• WHAT YOU ARE ASKED TO DO:
From the entries below, extract every line that includes the word "Chat".

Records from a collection
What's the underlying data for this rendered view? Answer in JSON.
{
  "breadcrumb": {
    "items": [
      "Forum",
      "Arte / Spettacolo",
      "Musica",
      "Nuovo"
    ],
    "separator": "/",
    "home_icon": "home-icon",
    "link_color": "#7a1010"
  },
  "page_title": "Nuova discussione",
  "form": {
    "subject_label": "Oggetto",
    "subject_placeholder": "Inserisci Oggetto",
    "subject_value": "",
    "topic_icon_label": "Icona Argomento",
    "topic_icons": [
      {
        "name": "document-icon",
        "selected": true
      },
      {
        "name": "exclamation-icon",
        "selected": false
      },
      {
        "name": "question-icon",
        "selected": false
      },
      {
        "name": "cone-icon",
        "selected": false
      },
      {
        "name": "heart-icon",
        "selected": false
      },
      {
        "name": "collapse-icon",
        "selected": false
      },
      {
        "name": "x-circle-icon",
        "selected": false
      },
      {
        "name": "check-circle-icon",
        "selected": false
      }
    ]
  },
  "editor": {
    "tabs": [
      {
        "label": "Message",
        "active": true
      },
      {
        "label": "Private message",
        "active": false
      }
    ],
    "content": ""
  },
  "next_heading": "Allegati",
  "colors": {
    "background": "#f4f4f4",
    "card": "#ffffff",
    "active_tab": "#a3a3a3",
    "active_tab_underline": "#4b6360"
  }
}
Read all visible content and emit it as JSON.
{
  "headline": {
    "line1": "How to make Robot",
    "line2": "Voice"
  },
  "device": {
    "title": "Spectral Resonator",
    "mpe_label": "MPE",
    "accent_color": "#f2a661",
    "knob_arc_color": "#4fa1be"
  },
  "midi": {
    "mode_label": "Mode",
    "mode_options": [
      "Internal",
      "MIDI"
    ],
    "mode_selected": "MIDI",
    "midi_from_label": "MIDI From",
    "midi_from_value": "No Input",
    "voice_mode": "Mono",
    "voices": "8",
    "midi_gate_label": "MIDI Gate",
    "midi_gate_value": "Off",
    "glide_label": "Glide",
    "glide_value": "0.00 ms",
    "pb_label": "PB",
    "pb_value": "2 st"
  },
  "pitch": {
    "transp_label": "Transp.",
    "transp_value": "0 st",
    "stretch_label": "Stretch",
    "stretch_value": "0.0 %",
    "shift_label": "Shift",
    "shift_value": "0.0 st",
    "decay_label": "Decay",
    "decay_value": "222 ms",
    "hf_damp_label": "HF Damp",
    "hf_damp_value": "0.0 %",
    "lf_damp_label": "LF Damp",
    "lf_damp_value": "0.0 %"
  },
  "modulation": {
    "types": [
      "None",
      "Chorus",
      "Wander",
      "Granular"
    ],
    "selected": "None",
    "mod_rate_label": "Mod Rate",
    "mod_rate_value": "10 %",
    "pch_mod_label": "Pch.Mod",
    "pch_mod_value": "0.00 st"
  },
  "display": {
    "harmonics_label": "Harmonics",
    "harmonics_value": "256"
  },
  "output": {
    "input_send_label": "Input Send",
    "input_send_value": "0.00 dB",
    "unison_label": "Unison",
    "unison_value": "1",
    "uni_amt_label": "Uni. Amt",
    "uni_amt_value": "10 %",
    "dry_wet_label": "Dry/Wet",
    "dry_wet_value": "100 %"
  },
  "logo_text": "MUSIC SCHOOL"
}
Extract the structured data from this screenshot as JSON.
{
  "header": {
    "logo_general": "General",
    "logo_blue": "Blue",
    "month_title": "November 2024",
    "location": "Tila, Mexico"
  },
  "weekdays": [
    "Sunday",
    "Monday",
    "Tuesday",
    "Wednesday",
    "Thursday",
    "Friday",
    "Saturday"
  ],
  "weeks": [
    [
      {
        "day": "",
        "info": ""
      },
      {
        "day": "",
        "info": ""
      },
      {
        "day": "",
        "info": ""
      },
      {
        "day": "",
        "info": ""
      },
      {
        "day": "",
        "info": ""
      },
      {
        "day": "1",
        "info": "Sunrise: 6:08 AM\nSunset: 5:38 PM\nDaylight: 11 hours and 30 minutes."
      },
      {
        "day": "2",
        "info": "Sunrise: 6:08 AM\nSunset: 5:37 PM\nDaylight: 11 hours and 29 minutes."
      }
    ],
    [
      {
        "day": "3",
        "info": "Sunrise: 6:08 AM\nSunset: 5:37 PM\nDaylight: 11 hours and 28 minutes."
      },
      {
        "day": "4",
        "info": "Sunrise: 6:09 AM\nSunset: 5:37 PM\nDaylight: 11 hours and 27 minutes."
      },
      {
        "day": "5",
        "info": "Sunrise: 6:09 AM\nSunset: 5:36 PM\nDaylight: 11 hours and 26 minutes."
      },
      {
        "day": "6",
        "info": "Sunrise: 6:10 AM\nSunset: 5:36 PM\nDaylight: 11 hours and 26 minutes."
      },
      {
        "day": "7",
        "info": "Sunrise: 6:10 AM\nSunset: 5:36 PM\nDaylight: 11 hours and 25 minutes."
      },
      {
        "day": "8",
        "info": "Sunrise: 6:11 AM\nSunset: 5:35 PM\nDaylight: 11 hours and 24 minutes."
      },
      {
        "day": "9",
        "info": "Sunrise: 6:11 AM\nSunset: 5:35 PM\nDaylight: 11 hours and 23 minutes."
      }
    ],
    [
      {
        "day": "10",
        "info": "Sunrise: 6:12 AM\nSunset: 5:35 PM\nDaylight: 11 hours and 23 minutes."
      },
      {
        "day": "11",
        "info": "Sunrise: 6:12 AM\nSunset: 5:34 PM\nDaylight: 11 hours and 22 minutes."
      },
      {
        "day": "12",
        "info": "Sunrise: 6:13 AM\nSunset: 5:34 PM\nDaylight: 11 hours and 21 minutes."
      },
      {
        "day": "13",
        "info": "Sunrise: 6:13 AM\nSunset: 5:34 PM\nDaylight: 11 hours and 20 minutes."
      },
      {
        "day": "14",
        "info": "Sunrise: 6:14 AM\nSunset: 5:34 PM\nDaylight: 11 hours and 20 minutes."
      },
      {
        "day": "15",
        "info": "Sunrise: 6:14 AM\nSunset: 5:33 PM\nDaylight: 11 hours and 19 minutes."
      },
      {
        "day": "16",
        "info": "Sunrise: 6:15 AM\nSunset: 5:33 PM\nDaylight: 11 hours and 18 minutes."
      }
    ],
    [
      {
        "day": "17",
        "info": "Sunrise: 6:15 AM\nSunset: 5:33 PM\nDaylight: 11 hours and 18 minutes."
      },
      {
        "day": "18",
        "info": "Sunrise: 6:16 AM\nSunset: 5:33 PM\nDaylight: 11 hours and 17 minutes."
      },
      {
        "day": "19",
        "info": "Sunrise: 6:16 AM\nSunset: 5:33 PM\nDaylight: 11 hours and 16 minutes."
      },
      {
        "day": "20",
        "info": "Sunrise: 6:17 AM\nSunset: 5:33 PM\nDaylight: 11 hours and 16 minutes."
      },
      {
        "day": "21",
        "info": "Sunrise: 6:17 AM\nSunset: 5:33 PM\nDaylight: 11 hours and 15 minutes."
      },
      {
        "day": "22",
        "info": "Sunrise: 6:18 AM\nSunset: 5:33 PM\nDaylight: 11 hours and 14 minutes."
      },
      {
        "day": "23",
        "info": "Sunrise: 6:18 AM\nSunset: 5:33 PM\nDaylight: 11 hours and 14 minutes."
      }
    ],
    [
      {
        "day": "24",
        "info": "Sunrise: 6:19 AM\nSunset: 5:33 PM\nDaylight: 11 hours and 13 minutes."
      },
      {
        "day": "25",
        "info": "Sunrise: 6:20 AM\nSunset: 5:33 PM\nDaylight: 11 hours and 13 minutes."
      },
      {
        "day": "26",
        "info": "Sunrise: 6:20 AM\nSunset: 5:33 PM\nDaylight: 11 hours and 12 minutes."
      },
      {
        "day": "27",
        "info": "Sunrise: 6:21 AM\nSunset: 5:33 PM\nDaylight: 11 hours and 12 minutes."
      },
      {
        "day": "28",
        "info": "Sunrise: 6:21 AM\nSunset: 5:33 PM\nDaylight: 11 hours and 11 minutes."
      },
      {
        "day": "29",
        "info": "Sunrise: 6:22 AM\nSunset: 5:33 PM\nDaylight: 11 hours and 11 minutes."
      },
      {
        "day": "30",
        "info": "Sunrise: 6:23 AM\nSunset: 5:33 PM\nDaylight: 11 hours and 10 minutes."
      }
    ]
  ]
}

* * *

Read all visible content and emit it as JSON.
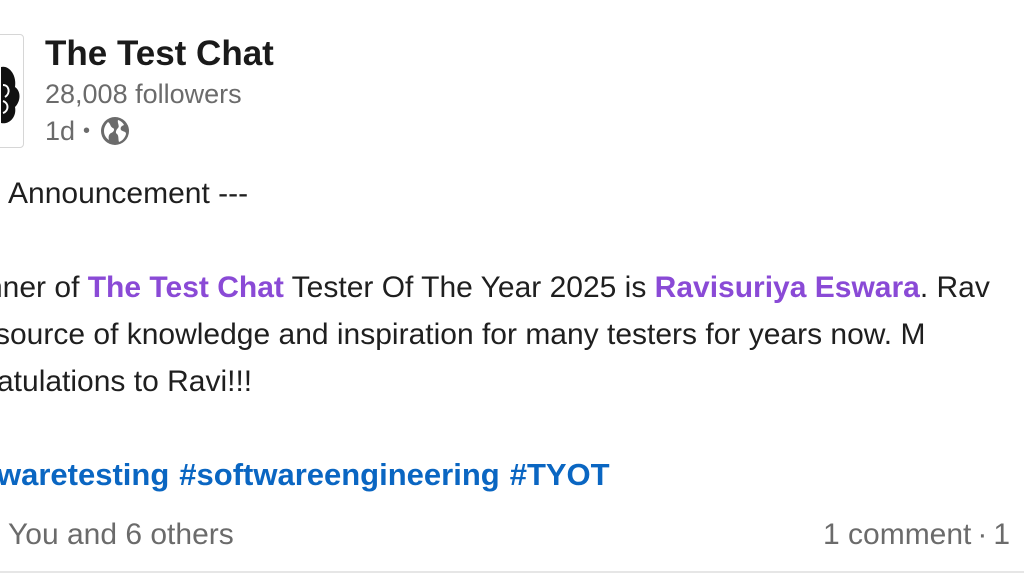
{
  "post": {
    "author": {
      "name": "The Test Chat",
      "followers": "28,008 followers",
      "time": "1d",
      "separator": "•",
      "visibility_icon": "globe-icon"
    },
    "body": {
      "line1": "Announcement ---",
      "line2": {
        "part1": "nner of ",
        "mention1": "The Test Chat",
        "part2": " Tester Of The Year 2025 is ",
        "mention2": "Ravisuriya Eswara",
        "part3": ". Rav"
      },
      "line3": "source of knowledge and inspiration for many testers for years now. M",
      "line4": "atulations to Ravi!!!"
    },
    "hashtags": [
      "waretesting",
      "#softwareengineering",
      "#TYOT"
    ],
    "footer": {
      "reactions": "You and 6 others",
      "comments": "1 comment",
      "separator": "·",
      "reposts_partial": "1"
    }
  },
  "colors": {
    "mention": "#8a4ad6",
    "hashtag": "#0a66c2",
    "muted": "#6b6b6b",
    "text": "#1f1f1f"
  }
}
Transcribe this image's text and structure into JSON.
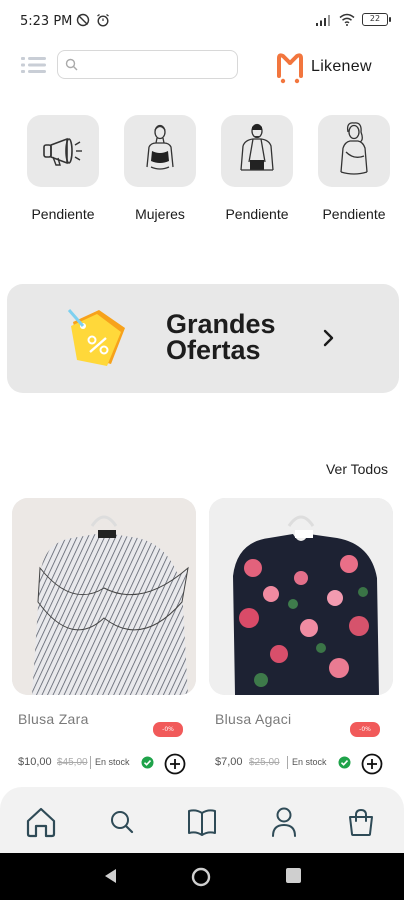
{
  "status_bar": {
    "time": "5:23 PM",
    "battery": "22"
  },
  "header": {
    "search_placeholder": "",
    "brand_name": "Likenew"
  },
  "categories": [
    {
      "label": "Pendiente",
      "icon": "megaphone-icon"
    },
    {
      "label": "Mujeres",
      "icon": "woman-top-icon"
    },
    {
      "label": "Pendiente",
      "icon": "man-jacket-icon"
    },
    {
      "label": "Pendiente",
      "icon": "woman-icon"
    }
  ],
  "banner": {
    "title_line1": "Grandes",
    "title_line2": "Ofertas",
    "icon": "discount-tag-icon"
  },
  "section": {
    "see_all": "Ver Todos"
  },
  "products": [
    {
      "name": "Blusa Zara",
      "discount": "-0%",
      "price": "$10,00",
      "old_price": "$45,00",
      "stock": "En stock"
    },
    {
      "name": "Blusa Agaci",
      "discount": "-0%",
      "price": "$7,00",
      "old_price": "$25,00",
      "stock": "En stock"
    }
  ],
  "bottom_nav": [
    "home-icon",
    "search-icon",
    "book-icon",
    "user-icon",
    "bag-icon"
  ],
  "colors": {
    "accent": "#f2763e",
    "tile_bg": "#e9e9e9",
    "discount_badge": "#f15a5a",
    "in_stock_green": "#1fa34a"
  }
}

• OUTPUT OF THE EXERCISE:
      "name": "The Test Chat",
        "mention1": "The Test Chat",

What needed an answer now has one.